Tag Archives: neuroscience

In Which I Worry About My Attention Span

I started this blog—ages ago, in internet time—to get my brain working, force myself to react to what I read, and put my thoughts in order. But I’ve never kept it up for very long at a stretch, and longer essays—“longer” in blog terms, anyway—are rare.

I feel like my attention span has atrophied. I’ve noticed I’m not as good a reader as I used to be. Not that I don’t still read quite a lot compared to most people—I finished 83 books last year, more than one a week. And have no problem with reading comprehension. But I read in bits. I’ve always had more than one book going at any given time, but these days I have several, and I rarely sit down with them for sustained periods: I sit through ten or twenty pages and my brain is off on something else.

Mind you, that’s still healthier than the voracious-but-stupid way I read when I was 12 or 13. Often I’d get through a book in a day, but I didn’t retain much. There are books I know I read around that time that left no trace in my memory. I suspect there are others I no longer recall having read at all. These days I remember what I read. But I suspect I’d absorb it even better if I could get back to the middle path I took in my late teens and early twenties: more than a couple of days, less than a couple of weeks.

Continue reading In Which I Worry About My Attention Span


The _New York Times_ has an article on habit. Specifically on developing new habits. I have habits I’d like to get rid of myself. Or not so much *habits*, exactly, as a deep, deep rut. I spend hours every day with my brain on automatic pilot and I’m trying to take the controls a little more often. So this looked interesting:

>[B]rain researchers have discovered that when we consciously develop new habits, we create parallel synaptic paths, and even entirely new brain cells, that can jump our trains of thought onto new, innovative tracks.

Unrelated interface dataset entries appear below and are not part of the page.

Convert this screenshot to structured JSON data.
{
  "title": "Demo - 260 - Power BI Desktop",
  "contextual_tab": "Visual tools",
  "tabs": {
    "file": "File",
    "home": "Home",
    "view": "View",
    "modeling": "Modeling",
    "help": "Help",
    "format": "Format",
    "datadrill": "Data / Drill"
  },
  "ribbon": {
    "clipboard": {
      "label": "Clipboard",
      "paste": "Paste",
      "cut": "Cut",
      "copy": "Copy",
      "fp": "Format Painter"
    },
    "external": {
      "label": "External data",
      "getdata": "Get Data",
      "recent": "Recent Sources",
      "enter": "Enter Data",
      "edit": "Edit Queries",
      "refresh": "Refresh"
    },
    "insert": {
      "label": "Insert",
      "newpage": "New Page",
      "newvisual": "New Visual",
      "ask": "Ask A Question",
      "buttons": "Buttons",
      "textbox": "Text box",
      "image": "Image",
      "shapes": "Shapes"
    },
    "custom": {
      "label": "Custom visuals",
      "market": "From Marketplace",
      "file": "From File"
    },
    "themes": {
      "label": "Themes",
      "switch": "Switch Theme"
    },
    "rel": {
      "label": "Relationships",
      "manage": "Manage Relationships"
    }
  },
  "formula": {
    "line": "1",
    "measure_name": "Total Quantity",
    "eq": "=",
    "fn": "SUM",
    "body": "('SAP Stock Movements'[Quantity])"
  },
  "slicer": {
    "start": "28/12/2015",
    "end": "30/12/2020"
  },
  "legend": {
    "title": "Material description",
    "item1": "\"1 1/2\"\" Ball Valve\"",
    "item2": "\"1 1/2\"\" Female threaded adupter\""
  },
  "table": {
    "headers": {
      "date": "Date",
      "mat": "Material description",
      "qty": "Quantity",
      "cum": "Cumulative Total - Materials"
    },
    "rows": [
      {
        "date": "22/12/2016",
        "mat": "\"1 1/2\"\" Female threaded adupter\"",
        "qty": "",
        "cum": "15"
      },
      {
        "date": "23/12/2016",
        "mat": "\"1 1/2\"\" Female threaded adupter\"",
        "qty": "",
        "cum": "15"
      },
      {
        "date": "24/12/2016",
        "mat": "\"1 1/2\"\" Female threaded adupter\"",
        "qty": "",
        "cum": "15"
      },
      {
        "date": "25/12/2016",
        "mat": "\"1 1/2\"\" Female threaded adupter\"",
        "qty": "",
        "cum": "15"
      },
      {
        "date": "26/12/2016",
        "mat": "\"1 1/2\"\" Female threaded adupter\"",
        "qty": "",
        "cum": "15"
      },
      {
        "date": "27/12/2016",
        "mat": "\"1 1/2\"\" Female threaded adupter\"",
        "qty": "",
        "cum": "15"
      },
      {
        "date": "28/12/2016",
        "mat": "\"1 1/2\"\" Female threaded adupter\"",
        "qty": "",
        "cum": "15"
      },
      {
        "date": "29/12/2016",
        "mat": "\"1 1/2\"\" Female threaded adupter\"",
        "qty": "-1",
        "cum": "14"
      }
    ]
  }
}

>But don’t bother trying to kill off old habits; once those ruts of procedure are worn into the hippocampus, they’re there to stay. Instead, the new habits we deliberately ingrain into ourselves create parallel pathways that can bypass those old roads.

Unfortunately it’s a Business section article, stuffed with inane marketbabble from people like Dawna Markova, “an executive change consultant for Professional Thinking Partners.” Wouldn’t it be great if American culture could break whatever dysfunctional habit leads us to think “executive change consultant” is in any way a sane job description?

The lede promises an exploration of the neuroscience of habit. The further you read the more obvious it gets that this is a shopworn veneer over an ad for Markova’s and business partner M. J. Ryan’s books and consultancy. Is that a press release I see, peering out from behind the faux woodgrain shelf liner?

Anyway. Back to the oversimplified neuroscience:

>Researchers in the late 1960s discovered that humans are born with the capacity to approach challenges in four primary ways: analytically, procedurally, relationally (or collaboratively) and innovatively. At puberty, however, the brain shuts down half of that capacity, preserving only those modes of thought that have seemed most valuable during the first decade or so of life.

The capacity to approach challenges sounds kind of like the alignment system from the Dungeons and Dragons games. (My level 3 ranger is analytically relational!)

(Incidentally, did you know that if you do a Google search on the single word “alignment,” that Wikipedia article is the second link in the search results? Yes, it scares me, too.)

Here the article gets into standardized testing. Our cultural romance with standardized testing baffles me; we took the damn things all the time when I was a kid. I get the impression that No Child Left Behind encourages schools to arrange their curricula around maximizing their test scores. I sometimes suspect we’re raising a generation of dull, regimented multiple-choice drones who understand nothing more important than the best way to fill in bubbles with a number two pencil.

And so does the _New York Times_. The article hypothesizes that we spend so much time training students to take standardized tests that their brains order themselves around the kinds of thought useful for standardized testing–“analysis and procedure,” in consultant-speak. What’s interesting is that this article, in advising business types, automatically assumes the reader is “an analytical or procedural thinker”–the kind of thinking they associate with standardized bubble-fillers. Maybe if I were a more innovative thinker I wouldn’t have bothered reading this far down.